*** Opening of Data provided ***

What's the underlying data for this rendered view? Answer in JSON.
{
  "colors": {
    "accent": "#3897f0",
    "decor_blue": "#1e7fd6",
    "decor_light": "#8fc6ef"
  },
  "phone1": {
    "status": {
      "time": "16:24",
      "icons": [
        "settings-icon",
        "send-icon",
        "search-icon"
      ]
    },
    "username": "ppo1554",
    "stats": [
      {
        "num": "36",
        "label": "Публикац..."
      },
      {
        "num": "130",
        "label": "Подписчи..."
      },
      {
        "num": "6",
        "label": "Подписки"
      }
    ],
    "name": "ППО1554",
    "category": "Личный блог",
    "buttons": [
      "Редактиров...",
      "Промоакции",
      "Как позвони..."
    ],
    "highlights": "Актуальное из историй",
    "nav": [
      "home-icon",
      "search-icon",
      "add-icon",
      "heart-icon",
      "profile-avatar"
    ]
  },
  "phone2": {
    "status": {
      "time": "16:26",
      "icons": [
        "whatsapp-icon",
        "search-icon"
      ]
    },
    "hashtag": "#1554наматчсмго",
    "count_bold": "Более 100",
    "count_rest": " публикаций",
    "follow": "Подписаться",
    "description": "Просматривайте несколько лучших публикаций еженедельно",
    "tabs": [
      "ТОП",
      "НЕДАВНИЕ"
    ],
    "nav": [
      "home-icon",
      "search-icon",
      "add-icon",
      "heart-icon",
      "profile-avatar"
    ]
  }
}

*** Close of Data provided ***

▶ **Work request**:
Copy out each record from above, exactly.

▶ **Response to the task**:
What's the underlying data for this rendered view? Answer in JSON.
{
  "colors": {
    "accent": "#3897f0",
    "decor_blue": "#1e7fd6",
    "decor_light": "#8fc6ef"
  },
  "phone1": {
    "status": {
      "time": "16:24",
      "icons": [
        "settings-icon",
        "send-icon",
        "search-icon"
      ]
    },
    "username": "ppo1554",
    "stats": [
      {
        "num": "36",
        "label": "Публикац..."
      },
      {
        "num": "130",
        "label": "Подписчи..."
      },
      {
        "num": "6",
        "label": "Подписки"
      }
    ],
    "name": "ППО1554",
    "category": "Личный блог",
    "buttons": [
      "Редактиров...",
      "Промоакции",
      "Как позвони..."
    ],
    "highlights": "Актуальное из историй",
    "nav": [
      "home-icon",
      "search-icon",
      "add-icon",
      "heart-icon",
      "profile-avatar"
    ]
  },
  "phone2": {
    "status": {
      "time": "16:26",
      "icons": [
        "whatsapp-icon",
        "search-icon"
      ]
    },
    "hashtag": "#1554наматчсмго",
    "count_bold": "Более 100",
    "count_rest": " публикаций",
    "follow": "Подписаться",
    "description": "Просматривайте несколько лучших публикаций еженедельно",
    "tabs": [
      "ТОП",
      "НЕДАВНИЕ"
    ],
    "nav": [
      "home-icon",
      "search-icon",
      "add-icon",
      "heart-icon",
      "profile-avatar"
    ]
  }
}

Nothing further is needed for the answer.